Comparison of telemetric and tail-cuff blood pressure monitoring in adrenocorticotrophic hormone-treated rats.
Fraser, T.B., Turner, S.W., Mangos, G.J., Ludbrook, J. and Whitworth, J.A.
Clinical and Experimental Pharmacology and Physiology, 28(10), 831-835 (2001).

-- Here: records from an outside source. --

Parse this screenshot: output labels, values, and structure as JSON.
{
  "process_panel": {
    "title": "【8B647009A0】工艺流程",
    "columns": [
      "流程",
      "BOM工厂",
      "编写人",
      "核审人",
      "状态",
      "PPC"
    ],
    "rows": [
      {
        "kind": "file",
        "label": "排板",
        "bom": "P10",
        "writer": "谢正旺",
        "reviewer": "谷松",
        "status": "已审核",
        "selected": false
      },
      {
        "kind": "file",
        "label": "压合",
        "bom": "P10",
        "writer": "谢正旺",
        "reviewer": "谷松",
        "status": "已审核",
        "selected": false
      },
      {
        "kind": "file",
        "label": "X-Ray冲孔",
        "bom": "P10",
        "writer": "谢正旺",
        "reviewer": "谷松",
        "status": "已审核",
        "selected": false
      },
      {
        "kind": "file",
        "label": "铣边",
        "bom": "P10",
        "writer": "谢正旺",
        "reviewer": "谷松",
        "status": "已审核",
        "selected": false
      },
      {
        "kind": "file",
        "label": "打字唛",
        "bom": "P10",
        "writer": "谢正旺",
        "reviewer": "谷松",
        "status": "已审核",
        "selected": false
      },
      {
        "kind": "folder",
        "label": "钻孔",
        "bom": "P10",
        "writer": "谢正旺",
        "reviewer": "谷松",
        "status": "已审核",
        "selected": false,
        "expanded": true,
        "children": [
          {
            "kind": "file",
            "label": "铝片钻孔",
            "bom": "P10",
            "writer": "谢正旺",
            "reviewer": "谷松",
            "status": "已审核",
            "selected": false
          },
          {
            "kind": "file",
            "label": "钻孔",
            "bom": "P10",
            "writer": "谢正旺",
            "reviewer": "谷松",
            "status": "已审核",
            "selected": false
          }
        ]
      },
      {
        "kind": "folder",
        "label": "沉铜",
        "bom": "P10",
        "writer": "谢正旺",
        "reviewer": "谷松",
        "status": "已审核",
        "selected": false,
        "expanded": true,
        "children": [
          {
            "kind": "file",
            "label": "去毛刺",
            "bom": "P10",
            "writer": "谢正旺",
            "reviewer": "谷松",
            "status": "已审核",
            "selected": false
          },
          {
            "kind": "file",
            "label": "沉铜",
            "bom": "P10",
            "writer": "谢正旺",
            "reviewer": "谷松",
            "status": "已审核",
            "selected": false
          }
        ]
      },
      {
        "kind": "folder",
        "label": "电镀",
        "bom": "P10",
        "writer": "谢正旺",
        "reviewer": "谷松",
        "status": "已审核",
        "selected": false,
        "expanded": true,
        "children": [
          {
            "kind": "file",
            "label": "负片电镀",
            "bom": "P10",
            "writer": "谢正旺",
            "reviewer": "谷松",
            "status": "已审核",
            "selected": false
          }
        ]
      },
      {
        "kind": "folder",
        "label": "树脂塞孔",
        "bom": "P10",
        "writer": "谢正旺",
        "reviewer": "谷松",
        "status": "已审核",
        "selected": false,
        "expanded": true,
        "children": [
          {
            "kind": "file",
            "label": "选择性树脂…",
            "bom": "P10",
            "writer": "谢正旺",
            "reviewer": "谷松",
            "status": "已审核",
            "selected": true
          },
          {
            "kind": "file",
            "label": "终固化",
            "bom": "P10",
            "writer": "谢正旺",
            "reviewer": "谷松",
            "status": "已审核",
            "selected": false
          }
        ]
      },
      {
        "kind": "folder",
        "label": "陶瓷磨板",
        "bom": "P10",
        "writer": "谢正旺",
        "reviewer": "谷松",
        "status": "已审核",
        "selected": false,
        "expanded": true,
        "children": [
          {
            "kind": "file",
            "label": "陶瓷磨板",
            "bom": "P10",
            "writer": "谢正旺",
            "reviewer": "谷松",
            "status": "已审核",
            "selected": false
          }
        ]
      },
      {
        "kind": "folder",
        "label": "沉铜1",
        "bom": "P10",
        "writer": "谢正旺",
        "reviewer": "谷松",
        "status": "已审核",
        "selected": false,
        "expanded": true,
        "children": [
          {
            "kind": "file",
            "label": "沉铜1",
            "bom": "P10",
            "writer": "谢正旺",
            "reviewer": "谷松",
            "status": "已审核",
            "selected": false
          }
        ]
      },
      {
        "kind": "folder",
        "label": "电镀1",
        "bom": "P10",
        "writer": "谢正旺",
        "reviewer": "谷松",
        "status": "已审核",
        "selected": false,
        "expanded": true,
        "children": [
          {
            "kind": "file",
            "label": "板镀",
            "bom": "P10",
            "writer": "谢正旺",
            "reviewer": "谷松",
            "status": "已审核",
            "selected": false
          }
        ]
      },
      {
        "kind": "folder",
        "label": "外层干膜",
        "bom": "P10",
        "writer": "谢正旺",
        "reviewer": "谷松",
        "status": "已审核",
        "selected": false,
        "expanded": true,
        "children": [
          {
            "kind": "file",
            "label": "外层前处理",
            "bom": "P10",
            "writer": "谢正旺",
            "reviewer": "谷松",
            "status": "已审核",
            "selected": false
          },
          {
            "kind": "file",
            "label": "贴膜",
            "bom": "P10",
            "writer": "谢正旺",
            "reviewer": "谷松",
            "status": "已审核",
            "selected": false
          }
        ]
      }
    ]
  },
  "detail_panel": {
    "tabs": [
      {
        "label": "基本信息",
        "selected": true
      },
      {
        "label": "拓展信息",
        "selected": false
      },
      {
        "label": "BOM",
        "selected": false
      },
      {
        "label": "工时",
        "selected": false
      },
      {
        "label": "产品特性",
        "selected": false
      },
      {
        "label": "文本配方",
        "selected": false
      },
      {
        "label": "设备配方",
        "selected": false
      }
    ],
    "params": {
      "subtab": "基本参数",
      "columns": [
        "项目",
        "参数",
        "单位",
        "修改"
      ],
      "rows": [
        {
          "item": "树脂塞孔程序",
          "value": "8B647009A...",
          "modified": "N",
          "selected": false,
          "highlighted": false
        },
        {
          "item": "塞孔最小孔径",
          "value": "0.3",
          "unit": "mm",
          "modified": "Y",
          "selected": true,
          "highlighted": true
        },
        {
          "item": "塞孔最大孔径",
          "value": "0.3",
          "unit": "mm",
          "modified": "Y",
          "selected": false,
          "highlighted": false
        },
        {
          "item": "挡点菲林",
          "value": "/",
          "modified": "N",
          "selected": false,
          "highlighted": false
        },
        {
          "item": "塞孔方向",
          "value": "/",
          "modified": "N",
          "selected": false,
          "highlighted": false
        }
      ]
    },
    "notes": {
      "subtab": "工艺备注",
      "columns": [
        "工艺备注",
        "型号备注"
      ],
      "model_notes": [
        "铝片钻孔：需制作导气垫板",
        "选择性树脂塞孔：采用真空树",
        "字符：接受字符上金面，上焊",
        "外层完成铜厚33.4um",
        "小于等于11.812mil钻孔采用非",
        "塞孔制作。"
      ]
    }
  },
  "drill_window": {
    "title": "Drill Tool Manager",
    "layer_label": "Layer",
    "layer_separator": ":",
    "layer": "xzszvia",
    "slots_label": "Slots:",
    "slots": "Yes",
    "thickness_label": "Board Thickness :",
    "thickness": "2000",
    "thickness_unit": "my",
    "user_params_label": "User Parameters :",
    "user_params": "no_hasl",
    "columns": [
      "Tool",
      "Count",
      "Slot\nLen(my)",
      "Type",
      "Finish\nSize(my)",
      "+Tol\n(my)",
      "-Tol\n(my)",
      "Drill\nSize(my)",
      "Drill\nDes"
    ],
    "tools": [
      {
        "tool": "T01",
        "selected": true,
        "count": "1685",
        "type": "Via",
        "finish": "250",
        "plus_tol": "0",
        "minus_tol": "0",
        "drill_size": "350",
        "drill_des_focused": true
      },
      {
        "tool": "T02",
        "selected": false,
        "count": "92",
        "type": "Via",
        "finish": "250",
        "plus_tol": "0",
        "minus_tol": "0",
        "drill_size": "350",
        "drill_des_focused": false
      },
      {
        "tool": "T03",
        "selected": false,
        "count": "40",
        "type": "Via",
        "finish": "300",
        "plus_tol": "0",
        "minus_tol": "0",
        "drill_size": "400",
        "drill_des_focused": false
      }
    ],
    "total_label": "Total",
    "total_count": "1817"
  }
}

1. The aim of the present study was to validate a telemetric blood pressure (BP) monitoring system against tail-cuff blood pressure in both adrenocorticotrophic hormone (ACTH)- and sham-treated rats. In the statistical analyses, we first tested whether there was a detectable effect on systolic blood pressure (SBP) of 10 days treatment with ACTH compared with saline. Second, we compared results of telemetered and tail-cuff measurements and, third, we developed a novel method for estimating the relative power of the two techniques. 2. Twenty-three male Sprague-Dawley rats were randomly divided into two groups: (i) ACTH (100 µg/kg per day, s.c.; n = 12) treated; or (ii) sham treated (0.9% saline, s.c.; n = 11). Systolic BP was measured by the telemetric system (sampled for 10 s every 2 min) continuously for 4 h (n = 16) or for 30 min (n = 23) and also by the indirect tail-cuff method daily (n = 23). Data were compared within and between groups; ordinary least products (OLP) regression analysis was then performed to test for bias between the two methods. Sample size/power estimations were also performed. 3. Adrenocorticotrophic hormone treatment raised telemetered SBP by 11 mmHg (P< 0.001) compared with 14 mmHg (P< 0.001) using the tail-cuff method. There was no fixed or proportional bias between the two methods of measurement, as shown by regression analysis. Power calculations indicate that a minimum sample size of six gives a power of telemetered to tail-cuff of 0.84/0.86 = 0.98. The power of 4 h versus 30 min BP measurements was 0.99/0.82 = 1.2. 4. Telemetry gave very similar results to the tail-cuff method. Telemetry allows for a longer period of measurement, giving greater power to the study so that fewer animals are needed.